In the new Middle East, increasingly Islamic in character, the winds of jihad are sweeping the masses, and would appear to be the main driving force behind the recent wave of Palestinian violence, not born of political or economic despair but rather hopeful of cracking Israeli confidence and realizing the dream of the liberation of Palestine from the Mediterranean Sea to the Jordan River, with Jerusalem as capital city of the caliphate. These are also the principles expressed by leaders of the Islamic Movement within the state of Israel who identify with the Muslim Brotherhood.

The more the Islamic caliphate [established by IS] continues to boost its rule in Iraq and Syria and looks certain to destabilize Jordan, the greater are the chances of the collapse of the Palestinian Authority in the West Bank and the expansion of Palestinian violence toward Israel in its various names—popular intifada, armed intifada, or terrorist assault.

Read more at Jerusalem Center for Public Affairs

More about: ISIS, Israeli Security, Palestinian terror

Despite the Toll of War at Home and Rising Hostility Abroad, Investors Are Still Choosing Israel

When I first saw news that Google wasn’t going through with its acquisition of the tech startup Wiz, I was afraid hesitancy over its Israeli founders and close ties with the Jewish state might have something to do with it. I couldn’t have been more wrong: the deal is off not because of Google’s hesitancy, but because Wiz feared the FTC would slow down the process with uncertain results. The company is instead planning an initial public offering. In the wake of the CrowdStrike debacle, companies like Wiz have every reason to be optimistic, as Sophie Shulman explains:

For the Israeli cyber sector, CrowdStrike’s troubles are an opportunity. CrowdStrike is a major competitor to Palo Alto Networks, and both companies aim to provide comprehensive cyber defense platforms. The specific issue that caused the global Windows computer shutdown is related to their endpoint protection product, an area where they compete with Palo Alto’s Cortex products developed in Israel and the SentinelOne platform.

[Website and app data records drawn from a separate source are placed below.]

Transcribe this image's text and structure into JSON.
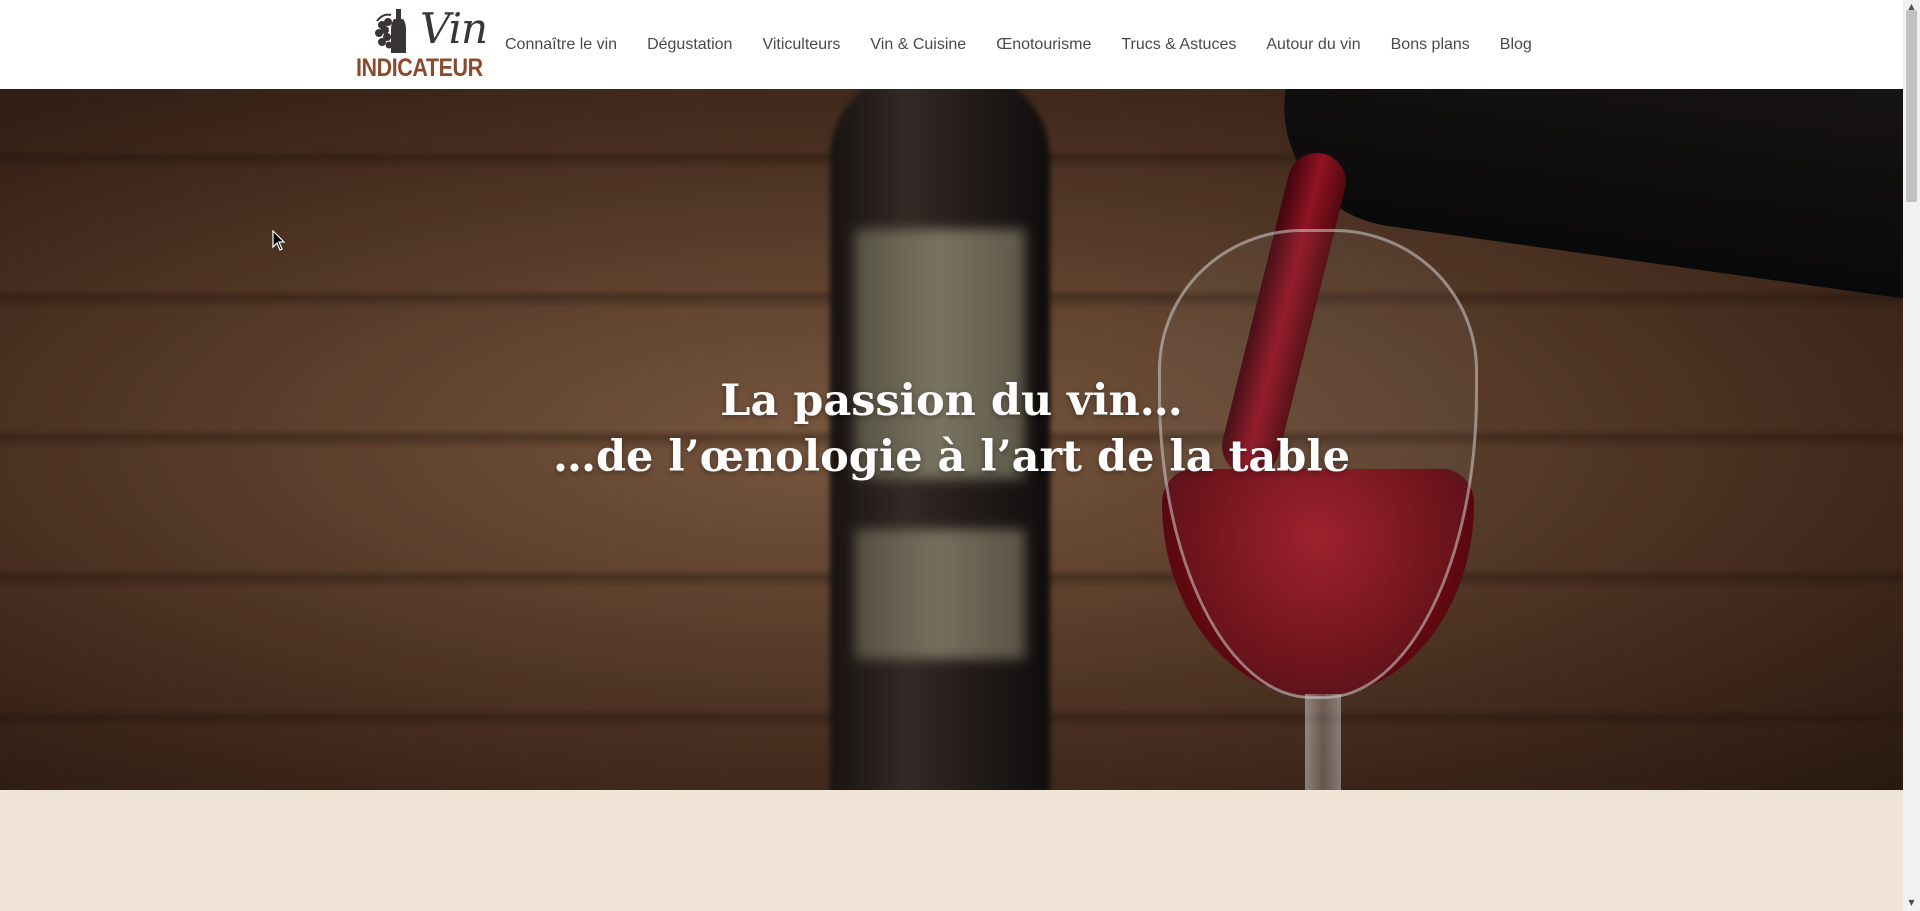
{
  "header": {
    "logo": {
      "script_text": "Vin",
      "word_text": "INDICATEUR",
      "colors": {
        "script": "#3a3535",
        "word": "#8b4a2b"
      }
    },
    "nav": [
      {
        "label": "Connaître le vin"
      },
      {
        "label": "Dégustation"
      },
      {
        "label": "Viticulteurs"
      },
      {
        "label": "Vin & Cuisine"
      },
      {
        "label": "Œnotourisme"
      },
      {
        "label": "Trucs & Astuces"
      },
      {
        "label": "Autour du vin"
      },
      {
        "label": "Bons plans"
      },
      {
        "label": "Blog"
      }
    ]
  },
  "hero": {
    "line1": "La passion du vin…",
    "line2": "…de l’œnologie à l’art de la table",
    "image": "red-wine-pouring-into-glass"
  },
  "section": {
    "background": "#f1e5d8"
  },
  "icons": {
    "cursor": "mouse-pointer-icon",
    "scroll_up": "chevron-up-icon",
    "scroll_down": "chevron-down-icon"
  }
}
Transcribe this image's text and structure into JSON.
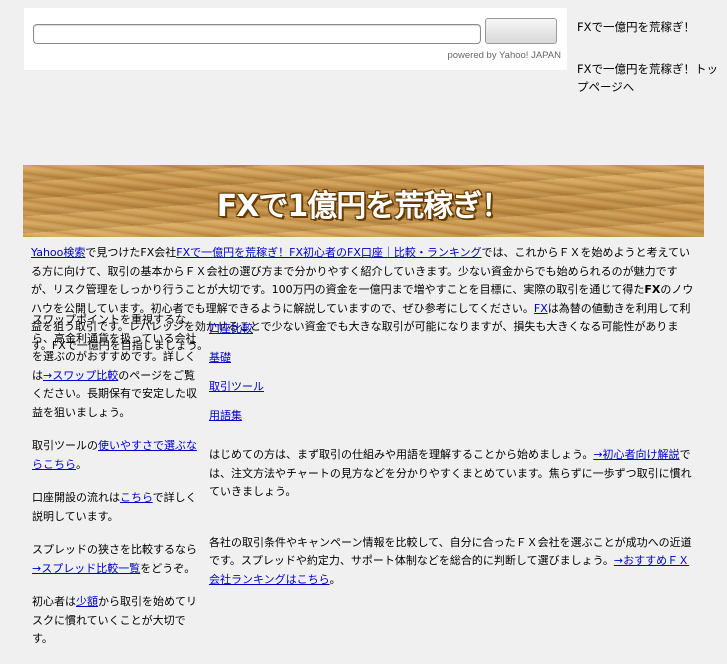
{
  "search": {
    "input_value": "",
    "button_label": "",
    "powered_by": "powered by Yahoo! JAPAN"
  },
  "side_links": [
    "FXで一億円を荒稼ぎ！",
    "FXで一億円を荒稼ぎ！トップページへ"
  ],
  "banner": {
    "title": "FXで1億円を荒稼ぎ！"
  },
  "intro": {
    "link1": "Yahoo検索",
    "text1": "で見つけたFX会社",
    "link2": "FXで一億円を荒稼ぎ！FX初心者のFX口座｜比較・ランキング",
    "text2": "では、これからＦＸを始めようと考えている方に向けて、取引の基本からＦＸ会社の選び方まで分かりやすく紹介していきます。少ない資金からでも始められるのが魅力ですが、リスク管理をしっかり行うことが大切です。100万円の資金を一億円まで増やすことを目標に、実際の取引を通じて得た",
    "bold": "FX",
    "text3": "のノウハウを公開しています。初心者でも理解できるように解説していますので、ぜひ参考にしてください。",
    "link3": "FX",
    "text4": "は為替の値動きを利用して利益を狙う取引です。レバレッジを効かせることで少ない資金でも大きな取引が可能になりますが、損失も大きくなる可能性があります。FXで一億円を目指しましょう。"
  },
  "left_col": {
    "p1_text": "スワップポイントを重視するなら、高金利通貨を扱っている会社を選ぶのがおすすめです。詳しくは",
    "p1_link": "→スワップ比較",
    "p1_tail": "のページをご覧ください。長期保有で安定した収益を狙いましょう。",
    "p2_text": "取引ツールの",
    "p2_link": "使いやすさで選ぶならこちら",
    "p2_tail": "。",
    "p3_text": "口座開設の流れは",
    "p3_link": "こちら",
    "p3_tail": "で詳しく説明しています。",
    "p4_text": "スプレッドの狭さを比較するなら",
    "p4_link": "→スプレッド比較",
    "p4_link2": "一覧",
    "p4_tail": "をどうぞ。",
    "p5_text": "初心者は",
    "p5_link": "少額",
    "p5_tail": "から取引を始めてリスクに慣れていくことが大切です。"
  },
  "nav": [
    "口座比較",
    "基礎",
    "取引ツール",
    "用語集"
  ],
  "main": {
    "p1_text": "はじめての方は、まず取引の仕組みや用語を理解することから始めましょう。",
    "p1_link": "→初心者向け解説",
    "p1_tail": "では、注文方法やチャートの見方などを分かりやすくまとめています。焦らずに一歩ずつ取引に慣れていきましょう。",
    "p2_text": "各社の取引条件やキャンペーン情報を比較して、自分に合ったＦＸ会社を選ぶことが成功への近道です。スプレッドや約定力、サポート体制などを総合的に判断して選びましょう。",
    "p2_link": "→おすすめＦＸ会社ランキングはこちら",
    "p2_tail": "。"
  }
}
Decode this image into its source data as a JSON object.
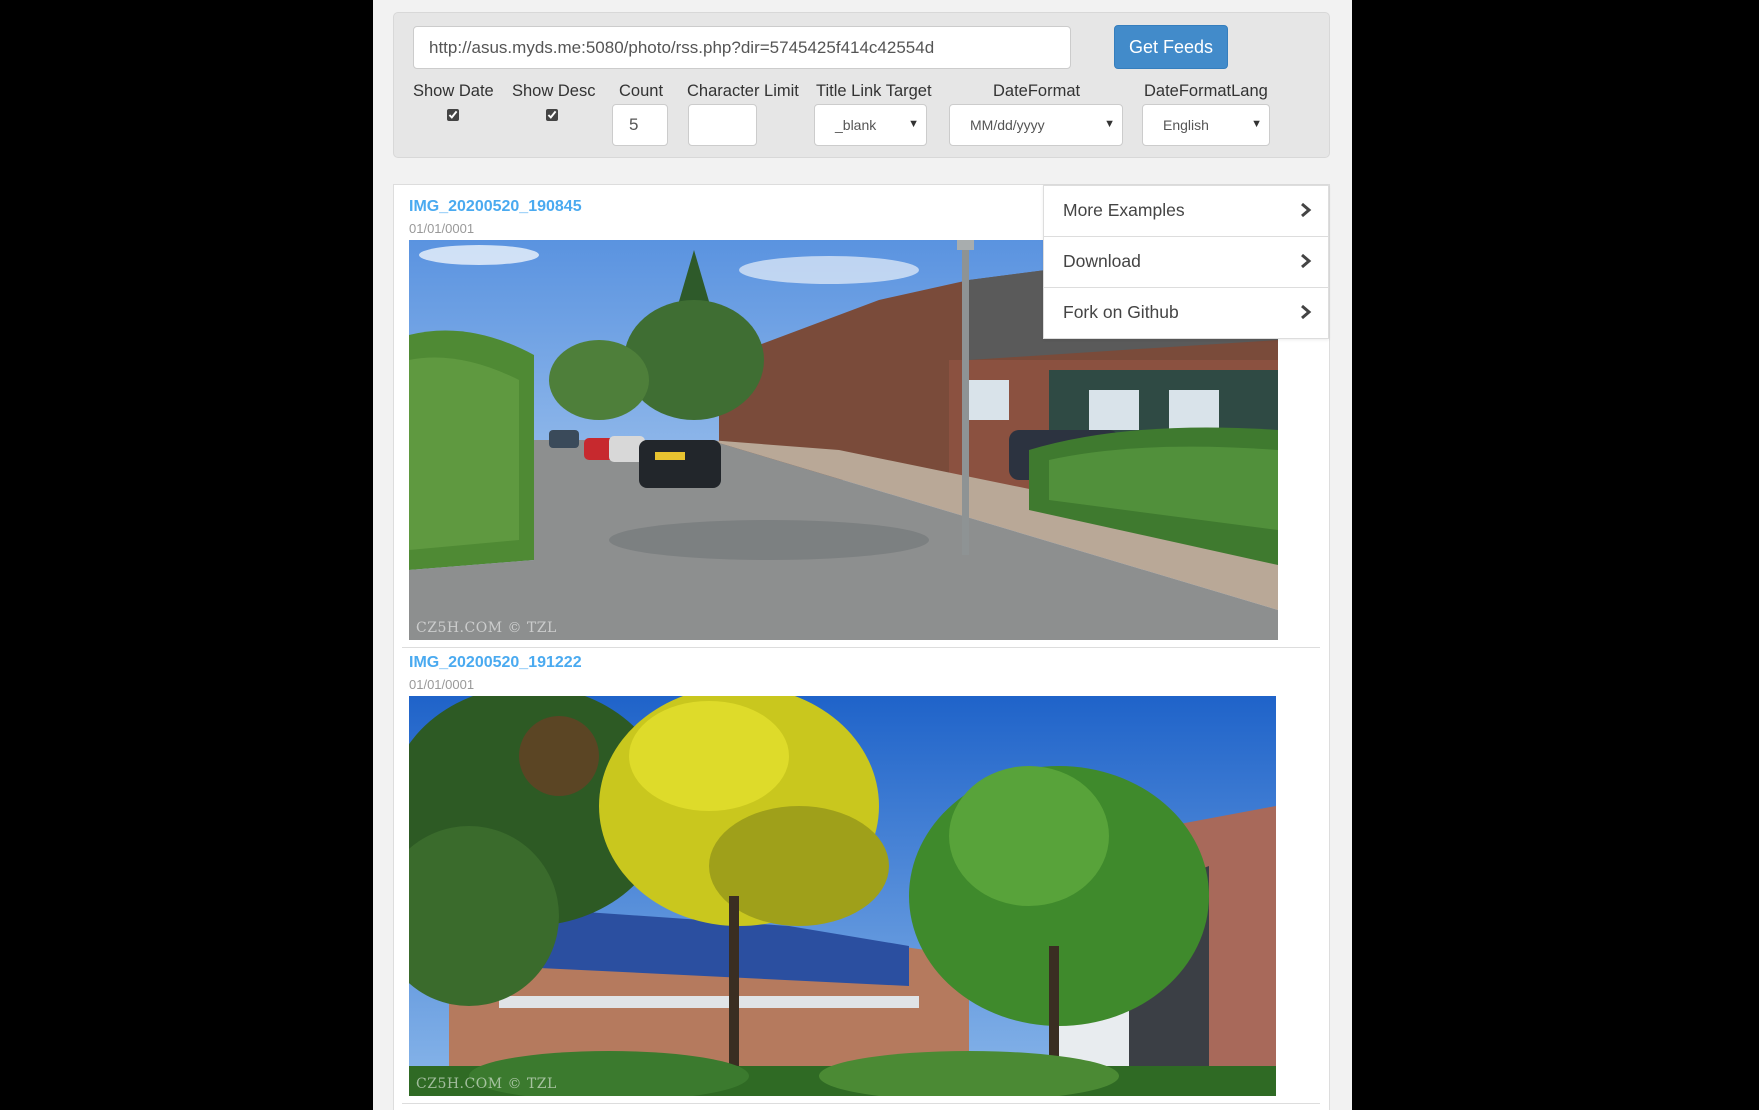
{
  "controls": {
    "feed_url": "http://asus.myds.me:5080/photo/rss.php?dir=5745425f414c42554d",
    "get_feeds_label": "Get Feeds",
    "show_date": {
      "label": "Show Date",
      "checked": true
    },
    "show_desc": {
      "label": "Show Desc",
      "checked": true
    },
    "count": {
      "label": "Count",
      "value": "5"
    },
    "character_limit": {
      "label": "Character Limit",
      "value": ""
    },
    "title_link_target": {
      "label": "Title Link Target",
      "value": "_blank"
    },
    "date_format": {
      "label": "DateFormat",
      "value": "MM/dd/yyyy"
    },
    "date_format_lang": {
      "label": "DateFormatLang",
      "value": "English"
    }
  },
  "feed": {
    "items": [
      {
        "title": "IMG_20200520_190845",
        "date": "01/01/0001",
        "watermark": "CZ5H.COM © TZL"
      },
      {
        "title": "IMG_20200520_191222",
        "date": "01/01/0001",
        "watermark": "CZ5H.COM © TZL"
      }
    ]
  },
  "side_menu": {
    "items": [
      {
        "label": "More Examples",
        "icon": "chevron-right-icon"
      },
      {
        "label": "Download",
        "icon": "chevron-right-icon"
      },
      {
        "label": "Fork on Github",
        "icon": "chevron-right-icon"
      }
    ]
  },
  "colors": {
    "link": "#4aaaf0",
    "button": "#428bca",
    "backdrop": "#000000"
  }
}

Friday’s drop in CrowdStrike shares reflects investor frustration and the expectation that potential customers will now turn to competitors, strengthening the position of Israeli companies. This situation may renew interest in smaller startups and local procurement in Israel, given how many institutions were affected by the CrowdStrike debacle.

Indeed, it seems that votes of confidence in Israeli technology are coming from many directions, despite the drop in the Tel Aviv stock exchange following the attack from Yemen, and despite the fact that some 46,000 Israeli businesses have closed their doors since October 7. Tel Aviv-based Cyabra, which creates software that identifies fake news, plans a $70 million IPO on Nasdaq. The American firm Applied Systems announced that it will be buying a different Israeli tech startup and opening a research-and-development center in Israel. And yet another cybersecurity startup, founded by veterans of the IDF’s elite 8200 unit, came on the scene with $33 million in funding. And those are the stories from this week alone.

But it’s not only the high-tech sector that’s attracting foreign investment. The UK-based firm Energean plans to put approximately $1.2 billion into developing a so-far untapped natural-gas field in Israel’s coastal waters. Money speaks much louder than words, and it seems Western businesses don’t expect Israel to become a global pariah, or to collapse in the face of its enemies, anytime soon.

Read more at Calcalist

More about: cybersecurity, Israeli economy, Israeli gas, Israeli technology, Start-up nation